EXERCISE AIM »
Please copy all of the data that follows exactly, leaving any pictures out.

DATASET EXCERPTS »

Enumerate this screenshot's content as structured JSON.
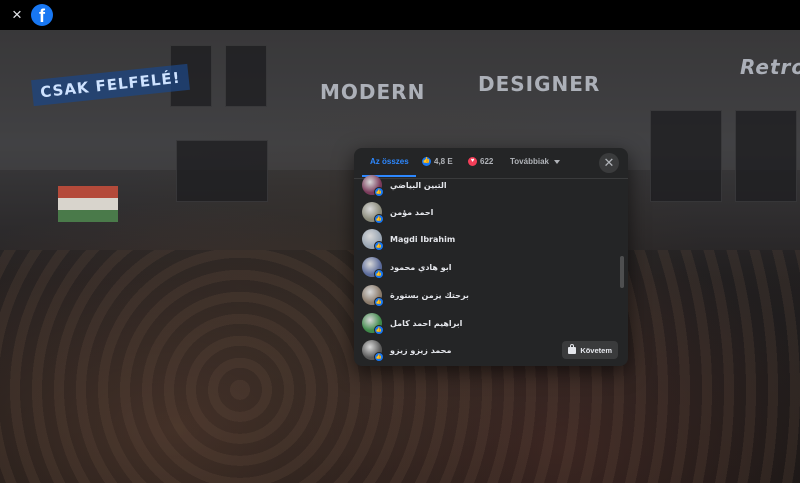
{
  "photo": {
    "signs": {
      "csak": "CSAK FELFELÉ!",
      "modern": "MODERN",
      "designer": "DESIGNER",
      "retro": "Retro"
    }
  },
  "topbar": {
    "close_icon": "×",
    "logo_letter": "f"
  },
  "reactions": {
    "tabs": {
      "all": "Az összes",
      "like_count": "4,8 E",
      "love_count": "622",
      "more": "Továbbiak"
    },
    "close_icon": "✕",
    "people": [
      {
        "name": "التبين البياضي",
        "color": "#7a3a5a"
      },
      {
        "name": "احمد مؤمن",
        "color": "#8a8a7a"
      },
      {
        "name": "Magdi Ibrahim",
        "color": "#9aa6b4"
      },
      {
        "name": "ابو هادي محمود",
        "color": "#5a6a9a"
      },
      {
        "name": "برحتك يزمن بستورة",
        "color": "#8a7a6a"
      },
      {
        "name": "ابراهيم احمد كامل",
        "color": "#3f8a4a"
      },
      {
        "name": "محمد زيزو زيزو",
        "color": "#5a5a5a"
      }
    ],
    "follow_label": "Követem"
  }
}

FINAL ANSWER »
Enumerate this screenshot's content as structured JSON.
{
  "photo": {
    "signs": {
      "csak": "CSAK FELFELÉ!",
      "modern": "MODERN",
      "designer": "DESIGNER",
      "retro": "Retro"
    }
  },
  "topbar": {
    "close_icon": "×",
    "logo_letter": "f"
  },
  "reactions": {
    "tabs": {
      "all": "Az összes",
      "like_count": "4,8 E",
      "love_count": "622",
      "more": "Továbbiak"
    },
    "close_icon": "✕",
    "people": [
      {
        "name": "التبين البياضي",
        "color": "#7a3a5a"
      },
      {
        "name": "احمد مؤمن",
        "color": "#8a8a7a"
      },
      {
        "name": "Magdi Ibrahim",
        "color": "#9aa6b4"
      },
      {
        "name": "ابو هادي محمود",
        "color": "#5a6a9a"
      },
      {
        "name": "برحتك يزمن بستورة",
        "color": "#8a7a6a"
      },
      {
        "name": "ابراهيم احمد كامل",
        "color": "#3f8a4a"
      },
      {
        "name": "محمد زيزو زيزو",
        "color": "#5a5a5a"
      }
    ],
    "follow_label": "Követem"
  }
}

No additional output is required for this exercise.